Given records:
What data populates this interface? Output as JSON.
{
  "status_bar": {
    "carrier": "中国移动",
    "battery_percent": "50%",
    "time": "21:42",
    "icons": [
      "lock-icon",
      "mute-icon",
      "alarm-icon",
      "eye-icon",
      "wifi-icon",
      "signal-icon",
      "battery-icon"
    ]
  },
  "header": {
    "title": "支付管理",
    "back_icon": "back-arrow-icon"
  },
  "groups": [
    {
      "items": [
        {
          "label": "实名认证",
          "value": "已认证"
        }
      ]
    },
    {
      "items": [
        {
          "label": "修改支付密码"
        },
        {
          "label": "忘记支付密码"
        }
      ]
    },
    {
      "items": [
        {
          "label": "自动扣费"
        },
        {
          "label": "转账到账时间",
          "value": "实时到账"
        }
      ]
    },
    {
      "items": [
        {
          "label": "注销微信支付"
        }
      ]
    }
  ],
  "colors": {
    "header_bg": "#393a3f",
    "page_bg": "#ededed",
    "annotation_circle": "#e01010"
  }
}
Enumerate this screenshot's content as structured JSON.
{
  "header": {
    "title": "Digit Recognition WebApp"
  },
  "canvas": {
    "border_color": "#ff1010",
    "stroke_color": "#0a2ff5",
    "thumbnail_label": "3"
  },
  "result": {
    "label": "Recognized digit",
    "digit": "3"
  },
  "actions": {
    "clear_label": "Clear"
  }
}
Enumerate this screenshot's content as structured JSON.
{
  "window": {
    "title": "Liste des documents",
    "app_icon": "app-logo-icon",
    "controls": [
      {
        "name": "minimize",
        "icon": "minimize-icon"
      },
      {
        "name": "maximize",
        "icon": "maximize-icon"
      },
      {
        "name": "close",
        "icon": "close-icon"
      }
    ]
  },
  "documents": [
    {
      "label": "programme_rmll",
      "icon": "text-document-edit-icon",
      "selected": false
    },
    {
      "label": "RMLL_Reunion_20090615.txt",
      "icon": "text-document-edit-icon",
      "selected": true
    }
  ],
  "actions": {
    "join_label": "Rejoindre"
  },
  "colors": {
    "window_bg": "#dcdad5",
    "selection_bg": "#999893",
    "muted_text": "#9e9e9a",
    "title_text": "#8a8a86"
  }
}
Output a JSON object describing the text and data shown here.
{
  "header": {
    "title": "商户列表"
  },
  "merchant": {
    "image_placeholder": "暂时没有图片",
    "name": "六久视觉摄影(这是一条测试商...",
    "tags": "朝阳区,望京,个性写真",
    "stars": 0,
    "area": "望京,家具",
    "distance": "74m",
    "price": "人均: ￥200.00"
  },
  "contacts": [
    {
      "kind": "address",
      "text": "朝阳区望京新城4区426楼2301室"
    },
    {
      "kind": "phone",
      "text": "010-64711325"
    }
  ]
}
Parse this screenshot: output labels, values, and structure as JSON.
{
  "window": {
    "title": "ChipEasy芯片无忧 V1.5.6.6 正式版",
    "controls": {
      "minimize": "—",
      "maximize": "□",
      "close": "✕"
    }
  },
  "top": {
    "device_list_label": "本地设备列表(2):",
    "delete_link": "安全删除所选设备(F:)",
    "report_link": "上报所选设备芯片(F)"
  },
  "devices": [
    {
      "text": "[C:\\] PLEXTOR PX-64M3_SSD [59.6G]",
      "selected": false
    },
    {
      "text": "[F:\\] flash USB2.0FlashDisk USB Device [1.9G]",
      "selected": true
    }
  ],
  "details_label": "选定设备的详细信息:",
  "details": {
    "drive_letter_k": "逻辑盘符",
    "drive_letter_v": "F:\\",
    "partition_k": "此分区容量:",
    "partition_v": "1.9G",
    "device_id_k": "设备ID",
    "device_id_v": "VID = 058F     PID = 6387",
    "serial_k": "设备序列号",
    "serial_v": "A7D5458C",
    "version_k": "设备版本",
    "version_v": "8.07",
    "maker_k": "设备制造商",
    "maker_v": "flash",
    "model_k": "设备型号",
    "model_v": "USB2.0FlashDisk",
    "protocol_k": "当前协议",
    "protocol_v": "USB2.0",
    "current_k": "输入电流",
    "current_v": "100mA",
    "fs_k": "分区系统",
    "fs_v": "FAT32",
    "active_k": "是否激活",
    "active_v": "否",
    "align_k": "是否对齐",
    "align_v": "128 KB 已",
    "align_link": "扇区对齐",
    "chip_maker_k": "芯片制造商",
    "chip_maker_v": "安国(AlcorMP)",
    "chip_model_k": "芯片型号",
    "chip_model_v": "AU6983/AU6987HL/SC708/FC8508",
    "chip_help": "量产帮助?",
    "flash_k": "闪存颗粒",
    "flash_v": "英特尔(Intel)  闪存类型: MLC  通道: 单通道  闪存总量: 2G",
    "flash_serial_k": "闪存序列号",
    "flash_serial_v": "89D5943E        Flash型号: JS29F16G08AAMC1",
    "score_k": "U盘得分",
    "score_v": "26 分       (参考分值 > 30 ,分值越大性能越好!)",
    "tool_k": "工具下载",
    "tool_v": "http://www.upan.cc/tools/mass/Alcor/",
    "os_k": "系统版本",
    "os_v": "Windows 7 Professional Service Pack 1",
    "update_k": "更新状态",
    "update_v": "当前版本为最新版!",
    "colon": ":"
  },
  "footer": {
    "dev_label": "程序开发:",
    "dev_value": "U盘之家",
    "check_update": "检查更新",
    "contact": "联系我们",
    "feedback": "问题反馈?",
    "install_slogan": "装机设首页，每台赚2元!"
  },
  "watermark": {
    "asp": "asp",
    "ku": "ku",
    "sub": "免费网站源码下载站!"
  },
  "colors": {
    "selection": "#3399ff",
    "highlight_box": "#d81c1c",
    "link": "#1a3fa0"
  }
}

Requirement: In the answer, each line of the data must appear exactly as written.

Task result:
What data populates this interface? Output as JSON.
{
  "status_bar": {
    "carrier": "中国移动",
    "battery_percent": "50%",
    "time": "21:42",
    "icons": [
      "lock-icon",
      "mute-icon",
      "alarm-icon",
      "eye-icon",
      "wifi-icon",
      "signal-icon",
      "battery-icon"
    ]
  },
  "header": {
    "title": "支付管理",
    "back_icon": "back-arrow-icon"
  },
  "groups": [
    {
      "items": [
        {
          "label": "实名认证",
          "value": "已认证"
        }
      ]
    },
    {
      "items": [
        {
          "label": "修改支付密码"
        },
        {
          "label": "忘记支付密码"
        }
      ]
    },
    {
      "items": [
        {
          "label": "自动扣费"
        },
        {
          "label": "转账到账时间",
          "value": "实时到账"
        }
      ]
    },
    {
      "items": [
        {
          "label": "注销微信支付"
        }
      ]
    }
  ],
  "colors": {
    "header_bg": "#393a3f",
    "page_bg": "#ededed",
    "annotation_circle": "#e01010"
  }
}
Enumerate this screenshot's content as structured JSON.
{
  "header": {
    "title": "Digit Recognition WebApp"
  },
  "canvas": {
    "border_color": "#ff1010",
    "stroke_color": "#0a2ff5",
    "thumbnail_label": "3"
  },
  "result": {
    "label": "Recognized digit",
    "digit": "3"
  },
  "actions": {
    "clear_label": "Clear"
  }
}
Enumerate this screenshot's content as structured JSON.
{
  "window": {
    "title": "Liste des documents",
    "app_icon": "app-logo-icon",
    "controls": [
      {
        "name": "minimize",
        "icon": "minimize-icon"
      },
      {
        "name": "maximize",
        "icon": "maximize-icon"
      },
      {
        "name": "close",
        "icon": "close-icon"
      }
    ]
  },
  "documents": [
    {
      "label": "programme_rmll",
      "icon": "text-document-edit-icon",
      "selected": false
    },
    {
      "label": "RMLL_Reunion_20090615.txt",
      "icon": "text-document-edit-icon",
      "selected": true
    }
  ],
  "actions": {
    "join_label": "Rejoindre"
  },
  "colors": {
    "window_bg": "#dcdad5",
    "selection_bg": "#999893",
    "muted_text": "#9e9e9a",
    "title_text": "#8a8a86"
  }
}
Output a JSON object describing the text and data shown here.
{
  "header": {
    "title": "商户列表"
  },
  "merchant": {
    "image_placeholder": "暂时没有图片",
    "name": "六久视觉摄影(这是一条测试商...",
    "tags": "朝阳区,望京,个性写真",
    "stars": 0,
    "area": "望京,家具",
    "distance": "74m",
    "price": "人均: ￥200.00"
  },
  "contacts": [
    {
      "kind": "address",
      "text": "朝阳区望京新城4区426楼2301室"
    },
    {
      "kind": "phone",
      "text": "010-64711325"
    }
  ]
}
Parse this screenshot: output labels, values, and structure as JSON.
{
  "window": {
    "title": "ChipEasy芯片无忧 V1.5.6.6 正式版",
    "controls": {
      "minimize": "—",
      "maximize": "□",
      "close": "✕"
    }
  },
  "top": {
    "device_list_label": "本地设备列表(2):",
    "delete_link": "安全删除所选设备(F:)",
    "report_link": "上报所选设备芯片(F)"
  },
  "devices": [
    {
      "text": "[C:\\] PLEXTOR PX-64M3_SSD [59.6G]",
      "selected": false
    },
    {
      "text": "[F:\\] flash USB2.0FlashDisk USB Device [1.9G]",
      "selected": true
    }
  ],
  "details_label": "选定设备的详细信息:",
  "details": {
    "drive_letter_k": "逻辑盘符",
    "drive_letter_v": "F:\\",
    "partition_k": "此分区容量:",
    "partition_v": "1.9G",
    "device_id_k": "设备ID",
    "device_id_v": "VID = 058F     PID = 6387",
    "serial_k": "设备序列号",
    "serial_v": "A7D5458C",
    "version_k": "设备版本",
    "version_v": "8.07",
    "maker_k": "设备制造商",
    "maker_v": "flash",
    "model_k": "设备型号",
    "model_v": "USB2.0FlashDisk",
    "protocol_k": "当前协议",
    "protocol_v": "USB2.0",
    "current_k": "输入电流",
    "current_v": "100mA",
    "fs_k": "分区系统",
    "fs_v": "FAT32",
    "active_k": "是否激活",
    "active_v": "否",
    "align_k": "是否对齐",
    "align_v": "128 KB 已",
    "align_link": "扇区对齐",
    "chip_maker_k": "芯片制造商",
    "chip_maker_v": "安国(AlcorMP)",
    "chip_model_k": "芯片型号",
    "chip_model_v": "AU6983/AU6987HL/SC708/FC8508",
    "chip_help": "量产帮助?",
    "flash_k": "闪存颗粒",
    "flash_v": "英特尔(Intel)  闪存类型: MLC  通道: 单通道  闪存总量: 2G",
    "flash_serial_k": "闪存序列号",
    "flash_serial_v": "89D5943E        Flash型号: JS29F16G08AAMC1",
    "score_k": "U盘得分",
    "score_v": "26 分       (参考分值 > 30 ,分值越大性能越好!)",
    "tool_k": "工具下载",
    "tool_v": "http://www.upan.cc/tools/mass/Alcor/",
    "os_k": "系统版本",
    "os_v": "Windows 7 Professional Service Pack 1",
    "update_k": "更新状态",
    "update_v": "当前版本为最新版!",
    "colon": ":"
  },
  "footer": {
    "dev_label": "程序开发:",
    "dev_value": "U盘之家",
    "check_update": "检查更新",
    "contact": "联系我们",
    "feedback": "问题反馈?",
    "install_slogan": "装机设首页，每台赚2元!"
  },
  "watermark": {
    "asp": "asp",
    "ku": "ku",
    "sub": "免费网站源码下载站!"
  },
  "colors": {
    "selection": "#3399ff",
    "highlight_box": "#d81c1c",
    "link": "#1a3fa0"
  }
}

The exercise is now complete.